If your first finger is on the C note on the 5th string (3rd fret) and you finger the shape, then you’re playing a Cm (Minor) chord.
Move it to the 5th fret (D note), and you get a Dm (minor) chord.
Simple, isn’t it?
The next step in finding your way on the fretboard is to be able to find and play chords that contain sharps or flats.
If You’ve ever seen chords such as A#, Eb, or F#M, for example, These are the chords I want you to be able to find on your own.
Here’s some basic music theory that will help you navigate the fretboard more efficiently and help you find new chords by yourself.
= Sharp = Jump half a step higher (one fret higher).
= Flat = Go half a step lower.

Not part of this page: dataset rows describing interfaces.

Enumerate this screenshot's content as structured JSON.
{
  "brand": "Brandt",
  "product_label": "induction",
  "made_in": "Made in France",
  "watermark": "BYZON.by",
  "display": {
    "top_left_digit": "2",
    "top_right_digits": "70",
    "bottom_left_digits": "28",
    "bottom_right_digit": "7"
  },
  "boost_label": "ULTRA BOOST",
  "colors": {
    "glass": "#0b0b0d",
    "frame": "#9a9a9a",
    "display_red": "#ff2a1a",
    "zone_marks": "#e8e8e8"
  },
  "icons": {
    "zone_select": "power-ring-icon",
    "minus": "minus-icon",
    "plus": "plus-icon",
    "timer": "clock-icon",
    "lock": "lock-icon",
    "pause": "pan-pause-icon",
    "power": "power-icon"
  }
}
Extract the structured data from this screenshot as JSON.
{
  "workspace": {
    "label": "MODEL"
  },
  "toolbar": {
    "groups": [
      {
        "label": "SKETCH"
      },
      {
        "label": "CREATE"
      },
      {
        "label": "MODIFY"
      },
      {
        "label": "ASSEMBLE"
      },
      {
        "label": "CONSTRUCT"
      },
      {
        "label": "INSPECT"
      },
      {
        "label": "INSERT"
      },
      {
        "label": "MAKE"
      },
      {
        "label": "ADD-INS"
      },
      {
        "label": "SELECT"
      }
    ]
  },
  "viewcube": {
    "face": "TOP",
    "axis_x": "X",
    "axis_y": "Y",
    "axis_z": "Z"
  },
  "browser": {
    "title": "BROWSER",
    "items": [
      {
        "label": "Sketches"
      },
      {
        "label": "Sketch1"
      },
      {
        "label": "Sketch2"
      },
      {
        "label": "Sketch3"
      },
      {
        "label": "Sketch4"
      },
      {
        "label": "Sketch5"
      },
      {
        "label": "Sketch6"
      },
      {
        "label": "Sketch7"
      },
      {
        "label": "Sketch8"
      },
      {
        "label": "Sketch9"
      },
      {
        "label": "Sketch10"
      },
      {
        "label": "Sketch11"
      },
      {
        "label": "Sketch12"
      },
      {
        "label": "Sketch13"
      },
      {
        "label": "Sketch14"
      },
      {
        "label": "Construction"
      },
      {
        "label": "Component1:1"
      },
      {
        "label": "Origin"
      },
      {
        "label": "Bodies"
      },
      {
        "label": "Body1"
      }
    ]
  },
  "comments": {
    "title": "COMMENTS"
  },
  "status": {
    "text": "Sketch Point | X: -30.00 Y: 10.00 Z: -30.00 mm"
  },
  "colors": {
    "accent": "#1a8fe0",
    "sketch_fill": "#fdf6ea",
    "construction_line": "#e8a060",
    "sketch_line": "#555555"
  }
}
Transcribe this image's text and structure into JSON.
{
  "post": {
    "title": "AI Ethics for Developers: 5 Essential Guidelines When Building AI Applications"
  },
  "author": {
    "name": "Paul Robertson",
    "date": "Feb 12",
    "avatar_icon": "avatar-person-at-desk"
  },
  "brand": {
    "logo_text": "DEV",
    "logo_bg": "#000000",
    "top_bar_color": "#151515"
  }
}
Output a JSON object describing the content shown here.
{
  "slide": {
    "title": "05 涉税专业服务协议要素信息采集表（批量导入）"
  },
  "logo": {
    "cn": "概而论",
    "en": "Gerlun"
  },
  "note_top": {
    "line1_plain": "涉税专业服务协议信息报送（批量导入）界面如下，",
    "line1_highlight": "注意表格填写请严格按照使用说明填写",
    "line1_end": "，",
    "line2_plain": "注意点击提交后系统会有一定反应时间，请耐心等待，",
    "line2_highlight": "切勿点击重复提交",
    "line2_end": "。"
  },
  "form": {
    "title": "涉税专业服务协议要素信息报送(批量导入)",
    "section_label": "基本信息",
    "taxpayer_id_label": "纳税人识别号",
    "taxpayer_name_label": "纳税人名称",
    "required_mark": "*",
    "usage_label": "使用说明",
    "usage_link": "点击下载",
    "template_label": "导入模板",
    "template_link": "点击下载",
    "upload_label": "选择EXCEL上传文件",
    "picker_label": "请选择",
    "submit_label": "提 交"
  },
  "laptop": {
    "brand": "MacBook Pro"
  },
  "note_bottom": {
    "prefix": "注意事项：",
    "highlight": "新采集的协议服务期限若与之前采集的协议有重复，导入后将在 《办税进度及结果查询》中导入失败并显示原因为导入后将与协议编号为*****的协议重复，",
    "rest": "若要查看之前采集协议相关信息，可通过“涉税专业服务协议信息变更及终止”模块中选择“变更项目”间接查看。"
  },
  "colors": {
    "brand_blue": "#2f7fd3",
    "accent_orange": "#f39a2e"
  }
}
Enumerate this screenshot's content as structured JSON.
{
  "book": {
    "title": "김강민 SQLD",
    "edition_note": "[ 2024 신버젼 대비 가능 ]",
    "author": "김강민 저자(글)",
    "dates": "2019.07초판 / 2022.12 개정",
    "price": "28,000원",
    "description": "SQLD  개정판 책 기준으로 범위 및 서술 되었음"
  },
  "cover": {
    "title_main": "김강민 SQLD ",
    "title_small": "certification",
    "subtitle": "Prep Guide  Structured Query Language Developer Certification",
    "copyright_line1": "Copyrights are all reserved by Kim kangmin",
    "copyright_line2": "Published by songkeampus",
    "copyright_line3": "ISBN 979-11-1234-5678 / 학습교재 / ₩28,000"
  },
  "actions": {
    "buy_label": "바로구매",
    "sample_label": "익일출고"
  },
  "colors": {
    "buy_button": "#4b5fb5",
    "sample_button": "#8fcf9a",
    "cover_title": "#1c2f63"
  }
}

Half a step = The distance between two consecutive frets.
Whole step = the distance between Three consecutive frets.
Interval = The distance between two notes.
That’s why half a step ( minor 2nd ) or a whole step ( major 2nd ) are called intervals.
Examples for Practicing:
Take the first shape shown above, form the G Major Bar shape on the 6th root, and move it one step higher. Which chord did you get?
If you answered G# Major, then you’re right.
Now, try to find the following guitar bar chords with the same shape on your own:
Bb, F#, A#, Gb, and C.
If you managed to find all of them by yourself, great job!
Your next step is to download the guitar bar chords Pdf file attached to this post below the image of the shapes and find the following Minor chords. Again only on the sixth root:
Bbm, F#m, A#m, Gbm and Cm.
If you managed to find these chords too, You probably noticed that the Gbm equals To F#m.
Two chords that fall on the same fret are what we call Enharmonic equivalents.
Bar Shapes For Other Type Chords
Mastering bar guitar chords will benefit you vastly because it will let you play songs in any key.
Start by memorizing the shapes presented in this post, and then download the guitar bar chords Pdf chart and work with the rest of the shapes in the same manner.
Last Tips for mastering the guitar bar chords:
- Practice slowly, and give your hands time to get stronger.
- Studying two shapes (Major and Minor) on the 6th strings and then on the fifth will save you a lot of movement on the fretboard; thus, your playing will become more fluid and sound more natural.
If you just stumbled on this page on the internet,
This is 1 of 4 parts beginner guitar chords mini course.
Once finished with all parts, you’re not a beginner guitar player anymore.
Other three parts of this mini-course: